  18. Lin AM, et al Neuroprotective effects of longan ( Dimocarpus longan Lour.) flower water extract on MPP+-induced neurotoxicity in rat brain . J Agric Food Chem. (2012)
  19. Modlin RL Learning from leprosy: insights into contemporary immunology from an ancient disease . Skin Pharmacol Appl Skin Physiol. (2002)
  20. Zhong K, et al Evaluation of radicals scavenging, immunity-modulatory and antitumor activities of longan polysaccharides with ultrasonic extraction on in S180 tumor mice models . Int J Biol Macromol. (2010)
  21. Huang GJ, et al Antioxidant and Anti-Inflammatory Properties of Longan (Dimocarpus longan Lour.) Pericarp . Evid Based Complement Alternat Med. (2012)
  22. Wang BS, et al Inhibitory effects of water extract from longan twigs on mutation and nitric oxide production . Food Chem. (2012)
  23. Zheng SQ, et al Preliminary observations on the antifatigue effects of longan (Dimocarpus longan Lour.) seed polysaccharides . Phytother Res. (2010)

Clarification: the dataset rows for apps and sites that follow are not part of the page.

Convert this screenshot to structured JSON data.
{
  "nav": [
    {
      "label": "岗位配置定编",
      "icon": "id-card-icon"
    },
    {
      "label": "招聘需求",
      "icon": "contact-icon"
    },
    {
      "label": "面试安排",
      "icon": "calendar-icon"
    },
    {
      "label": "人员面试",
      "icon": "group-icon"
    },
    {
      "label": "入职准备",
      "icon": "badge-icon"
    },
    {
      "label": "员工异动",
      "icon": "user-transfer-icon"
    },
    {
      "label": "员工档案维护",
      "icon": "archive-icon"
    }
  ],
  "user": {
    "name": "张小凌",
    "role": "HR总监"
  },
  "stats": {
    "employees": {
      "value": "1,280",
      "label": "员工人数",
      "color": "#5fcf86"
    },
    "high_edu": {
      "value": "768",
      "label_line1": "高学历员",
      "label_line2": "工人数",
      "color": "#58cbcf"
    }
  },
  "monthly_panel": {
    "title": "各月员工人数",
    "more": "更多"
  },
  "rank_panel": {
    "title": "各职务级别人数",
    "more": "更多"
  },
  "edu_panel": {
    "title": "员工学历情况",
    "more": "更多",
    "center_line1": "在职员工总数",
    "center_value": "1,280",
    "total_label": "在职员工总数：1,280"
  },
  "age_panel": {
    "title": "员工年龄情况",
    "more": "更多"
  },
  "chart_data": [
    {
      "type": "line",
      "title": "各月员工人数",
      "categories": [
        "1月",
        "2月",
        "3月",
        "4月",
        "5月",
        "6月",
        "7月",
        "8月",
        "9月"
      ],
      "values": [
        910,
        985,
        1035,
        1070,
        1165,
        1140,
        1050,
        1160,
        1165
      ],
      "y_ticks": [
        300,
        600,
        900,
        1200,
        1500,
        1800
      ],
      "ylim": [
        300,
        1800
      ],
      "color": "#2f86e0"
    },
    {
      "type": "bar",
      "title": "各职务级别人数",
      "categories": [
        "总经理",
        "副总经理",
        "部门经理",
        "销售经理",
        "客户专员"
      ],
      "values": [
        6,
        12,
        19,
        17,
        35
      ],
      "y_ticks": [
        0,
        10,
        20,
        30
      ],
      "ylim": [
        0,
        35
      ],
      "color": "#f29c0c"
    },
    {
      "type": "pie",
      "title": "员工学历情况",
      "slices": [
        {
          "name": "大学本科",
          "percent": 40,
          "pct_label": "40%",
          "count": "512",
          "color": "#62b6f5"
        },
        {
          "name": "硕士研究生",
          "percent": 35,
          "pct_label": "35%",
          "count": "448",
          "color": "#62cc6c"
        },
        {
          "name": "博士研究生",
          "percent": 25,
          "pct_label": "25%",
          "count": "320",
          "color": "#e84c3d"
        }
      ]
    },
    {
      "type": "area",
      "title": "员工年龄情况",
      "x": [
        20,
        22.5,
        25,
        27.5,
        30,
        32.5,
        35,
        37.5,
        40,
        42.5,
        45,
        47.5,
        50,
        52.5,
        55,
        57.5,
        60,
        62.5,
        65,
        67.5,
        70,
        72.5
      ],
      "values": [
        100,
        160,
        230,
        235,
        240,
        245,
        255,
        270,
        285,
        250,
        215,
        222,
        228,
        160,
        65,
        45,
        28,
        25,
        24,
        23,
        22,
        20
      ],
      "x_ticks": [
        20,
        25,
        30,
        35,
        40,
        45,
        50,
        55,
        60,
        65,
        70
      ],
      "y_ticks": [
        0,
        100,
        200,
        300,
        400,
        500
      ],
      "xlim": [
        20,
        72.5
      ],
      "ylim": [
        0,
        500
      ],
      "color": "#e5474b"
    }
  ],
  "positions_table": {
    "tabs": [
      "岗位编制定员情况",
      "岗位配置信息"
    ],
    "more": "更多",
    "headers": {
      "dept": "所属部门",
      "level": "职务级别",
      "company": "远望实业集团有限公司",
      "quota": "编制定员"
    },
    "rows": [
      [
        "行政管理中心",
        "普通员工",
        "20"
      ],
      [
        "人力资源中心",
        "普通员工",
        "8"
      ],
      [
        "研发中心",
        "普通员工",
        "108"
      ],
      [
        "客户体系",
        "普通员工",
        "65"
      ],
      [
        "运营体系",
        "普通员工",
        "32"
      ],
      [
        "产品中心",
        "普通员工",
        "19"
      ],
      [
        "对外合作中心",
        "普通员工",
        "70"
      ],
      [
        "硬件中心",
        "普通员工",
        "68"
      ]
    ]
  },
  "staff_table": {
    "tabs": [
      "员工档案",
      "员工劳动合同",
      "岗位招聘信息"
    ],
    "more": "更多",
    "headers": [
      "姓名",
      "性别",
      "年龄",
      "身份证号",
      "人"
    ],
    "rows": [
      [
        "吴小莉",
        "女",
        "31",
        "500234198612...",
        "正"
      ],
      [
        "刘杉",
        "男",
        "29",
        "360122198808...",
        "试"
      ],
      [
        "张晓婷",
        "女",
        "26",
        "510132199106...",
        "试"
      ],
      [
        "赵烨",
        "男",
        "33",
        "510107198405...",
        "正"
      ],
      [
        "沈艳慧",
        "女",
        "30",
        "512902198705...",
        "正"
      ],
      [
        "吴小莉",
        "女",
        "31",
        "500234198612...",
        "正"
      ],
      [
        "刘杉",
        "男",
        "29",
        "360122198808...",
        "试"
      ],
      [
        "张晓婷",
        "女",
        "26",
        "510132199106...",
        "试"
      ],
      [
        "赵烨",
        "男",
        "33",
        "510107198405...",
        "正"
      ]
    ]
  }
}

  24. Hou CW, et al Longan seed extract reduces hyperuricemia via modulating urate transporters and suppressing xanthine oxidase activity . Am J Chin Med. (2012)
  25. Hsu CP, et al Longan flower extract inhibits the growth of colorectal carcinoma . Nutr Cancer. (2010)
  26. Chung YC, et al The effect of Longan seed polyphenols on colorectal carcinoma cells . Eur J Clin Invest. (2010)
  27. Panyathep A, et al Inhibitory Effects of Dried Longan ( Euphoria longana Lam.) Seed Extract on Invasion and Matrix Metalloproteinases of Colon Cancer Cells . J Agric Food Chem. (2013)
  28. Worasuttayangkurn L, et al Safety evaluation of longan seed extract: acute and repeated oral administration . Food Chem Toxicol. (2012)
  29. Writing Group for the NINDS Exploratory Trials in Parkinson Disease (NET-PD) Investigators, et al Effect of creatine monohydrate on clinical progression in patients with Parkinson disease: a randomized clinical trial . JAMA. (2015)
  30. Taylor MJ1, et al Folate for depressive disorders . Cochrane Database Syst Rev. (2003)
  31. Godfrey PS1, et al Enhancement of recovery from psychiatric illness by methylfolate . Lancet. (1990)
  32. Kushwaha S1, Chawla P1, Kochhar A1 Effect of supplementation of drumstick (Moringa oleifera) and amaranth (Amaranthus tricolor) leaves powder on antioxidant profile and oxidative status among postmenopausal women . J Food Sci Technol. (2014)

(Common misspellings for Dimocarpus longan include Logan, Lonan)

(Editors who contributed to this page include shrillthrill, )